▼

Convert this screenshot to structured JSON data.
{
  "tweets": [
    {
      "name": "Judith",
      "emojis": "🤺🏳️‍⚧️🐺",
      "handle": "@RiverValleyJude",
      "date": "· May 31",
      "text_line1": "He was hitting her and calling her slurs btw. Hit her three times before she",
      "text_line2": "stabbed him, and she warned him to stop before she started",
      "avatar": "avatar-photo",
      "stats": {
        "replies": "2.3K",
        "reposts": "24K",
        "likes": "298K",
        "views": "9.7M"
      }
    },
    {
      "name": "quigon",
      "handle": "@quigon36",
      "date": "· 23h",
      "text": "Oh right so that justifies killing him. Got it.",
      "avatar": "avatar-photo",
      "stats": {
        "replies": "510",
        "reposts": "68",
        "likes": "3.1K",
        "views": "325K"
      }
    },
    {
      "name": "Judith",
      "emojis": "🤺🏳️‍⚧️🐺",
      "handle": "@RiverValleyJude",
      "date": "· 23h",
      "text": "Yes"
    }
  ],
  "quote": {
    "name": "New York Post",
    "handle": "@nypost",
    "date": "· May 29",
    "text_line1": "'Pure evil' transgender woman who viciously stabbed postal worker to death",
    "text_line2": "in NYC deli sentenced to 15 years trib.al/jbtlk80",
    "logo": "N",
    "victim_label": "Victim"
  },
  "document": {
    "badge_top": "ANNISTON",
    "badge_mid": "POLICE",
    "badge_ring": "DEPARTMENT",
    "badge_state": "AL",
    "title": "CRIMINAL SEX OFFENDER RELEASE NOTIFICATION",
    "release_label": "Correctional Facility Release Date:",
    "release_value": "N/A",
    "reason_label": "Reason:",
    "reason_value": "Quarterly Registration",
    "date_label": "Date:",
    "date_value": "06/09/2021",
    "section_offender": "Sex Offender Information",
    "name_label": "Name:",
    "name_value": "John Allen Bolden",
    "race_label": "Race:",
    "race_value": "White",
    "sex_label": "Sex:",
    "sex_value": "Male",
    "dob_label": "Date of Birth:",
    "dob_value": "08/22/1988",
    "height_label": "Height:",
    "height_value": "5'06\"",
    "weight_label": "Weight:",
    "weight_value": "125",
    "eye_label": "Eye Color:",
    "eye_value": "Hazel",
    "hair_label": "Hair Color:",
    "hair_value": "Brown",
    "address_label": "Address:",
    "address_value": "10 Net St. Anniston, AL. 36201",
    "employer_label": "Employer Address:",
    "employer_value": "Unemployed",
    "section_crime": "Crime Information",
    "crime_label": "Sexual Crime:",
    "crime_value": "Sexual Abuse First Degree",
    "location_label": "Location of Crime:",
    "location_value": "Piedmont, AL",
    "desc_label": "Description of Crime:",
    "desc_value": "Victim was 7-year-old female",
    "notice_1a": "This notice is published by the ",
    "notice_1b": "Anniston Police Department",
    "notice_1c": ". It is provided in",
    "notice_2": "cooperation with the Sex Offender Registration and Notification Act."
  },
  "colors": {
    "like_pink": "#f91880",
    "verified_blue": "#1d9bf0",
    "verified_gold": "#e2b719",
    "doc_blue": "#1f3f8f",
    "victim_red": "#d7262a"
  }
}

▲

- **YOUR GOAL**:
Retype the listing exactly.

- **WRITTEN RESPONSE**:
Convert this screenshot to structured JSON data.
{
  "tweets": [
    {
      "name": "Judith",
      "emojis": "🤺🏳️‍⚧️🐺",
      "handle": "@RiverValleyJude",
      "date": "· May 31",
      "text_line1": "He was hitting her and calling her slurs btw. Hit her three times before she",
      "text_line2": "stabbed him, and she warned him to stop before she started",
      "avatar": "avatar-photo",
      "stats": {
        "replies": "2.3K",
        "reposts": "24K",
        "likes": "298K",
        "views": "9.7M"
      }
    },
    {
      "name": "quigon",
      "handle": "@quigon36",
      "date": "· 23h",
      "text": "Oh right so that justifies killing him. Got it.",
      "avatar": "avatar-photo",
      "stats": {
        "replies": "510",
        "reposts": "68",
        "likes": "3.1K",
        "views": "325K"
      }
    },
    {
      "name": "Judith",
      "emojis": "🤺🏳️‍⚧️🐺",
      "handle": "@RiverValleyJude",
      "date": "· 23h",
      "text": "Yes"
    }
  ],
  "quote": {
    "name": "New York Post",
    "handle": "@nypost",
    "date": "· May 29",
    "text_line1": "'Pure evil' transgender woman who viciously stabbed postal worker to death",
    "text_line2": "in NYC deli sentenced to 15 years trib.al/jbtlk80",
    "logo": "N",
    "victim_label": "Victim"
  },
  "document": {
    "badge_top": "ANNISTON",
    "badge_mid": "POLICE",
    "badge_ring": "DEPARTMENT",
    "badge_state": "AL",
    "title": "CRIMINAL SEX OFFENDER RELEASE NOTIFICATION",
    "release_label": "Correctional Facility Release Date:",
    "release_value": "N/A",
    "reason_label": "Reason:",
    "reason_value": "Quarterly Registration",
    "date_label": "Date:",
    "date_value": "06/09/2021",
    "section_offender": "Sex Offender Information",
    "name_label": "Name:",
    "name_value": "John Allen Bolden",
    "race_label": "Race:",
    "race_value": "White",
    "sex_label": "Sex:",
    "sex_value": "Male",
    "dob_label": "Date of Birth:",
    "dob_value": "08/22/1988",
    "height_label": "Height:",
    "height_value": "5'06\"",
    "weight_label": "Weight:",
    "weight_value": "125",
    "eye_label": "Eye Color:",
    "eye_value": "Hazel",
    "hair_label": "Hair Color:",
    "hair_value": "Brown",
    "address_label": "Address:",
    "address_value": "10 Net St. Anniston, AL. 36201",
    "employer_label": "Employer Address:",
    "employer_value": "Unemployed",
    "section_crime": "Crime Information",
    "crime_label": "Sexual Crime:",
    "crime_value": "Sexual Abuse First Degree",
    "location_label": "Location of Crime:",
    "location_value": "Piedmont, AL",
    "desc_label": "Description of Crime:",
    "desc_value": "Victim was 7-year-old female",
    "notice_1a": "This notice is published by the ",
    "notice_1b": "Anniston Police Department",
    "notice_1c": ". It is provided in",
    "notice_2": "cooperation with the Sex Offender Registration and Notification Act."
  },
  "colors": {
    "like_pink": "#f91880",
    "verified_blue": "#1d9bf0",
    "verified_gold": "#e2b719",
    "doc_blue": "#1f3f8f",
    "victim_red": "#d7262a"
  }
}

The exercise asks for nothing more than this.